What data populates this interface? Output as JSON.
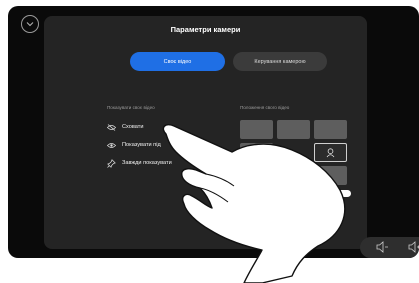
{
  "dialog": {
    "title": "Параметри камери",
    "tabs": [
      {
        "label": "Своє відео",
        "active": true
      },
      {
        "label": "Керування камерою",
        "active": false
      }
    ]
  },
  "self_view": {
    "section_label": "Показувати своє відео",
    "options": [
      {
        "label": "Сховати",
        "icon": "eye-off-icon"
      },
      {
        "label": "Показувати під",
        "icon": "eye-icon"
      },
      {
        "label": "Завжди показувати",
        "icon": "pin-icon"
      }
    ]
  },
  "position": {
    "section_label": "Положення свого відео"
  },
  "colors": {
    "accent": "#1f6fe5",
    "panel": "#242424",
    "background": "#0a0a0a"
  }
}
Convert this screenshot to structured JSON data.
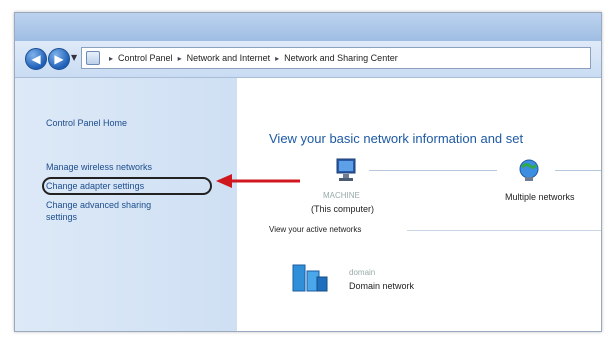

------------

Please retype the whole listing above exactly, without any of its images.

* _Response to the task_:
What data populates this interface? Output as JSON.
{
  "dialog": {
    "title": "Параметри камери",
    "tabs": [
      {
        "label": "Своє відео",
        "active": true
      },
      {
        "label": "Керування камерою",
        "active": false
      }
    ]
  },
  "self_view": {
    "section_label": "Показувати своє відео",
    "options": [
      {
        "label": "Сховати",
        "icon": "eye-off-icon"
      },
      {
        "label": "Показувати під",
        "icon": "eye-icon"
      },
      {
        "label": "Завжди показувати",
        "icon": "pin-icon"
      }
    ]
  },
  "position": {
    "section_label": "Положення свого відео"
  },
  "colors": {
    "accent": "#1f6fe5",
    "panel": "#242424",
    "background": "#0a0a0a"
  }
}
Convert this screenshot to structured JSON data.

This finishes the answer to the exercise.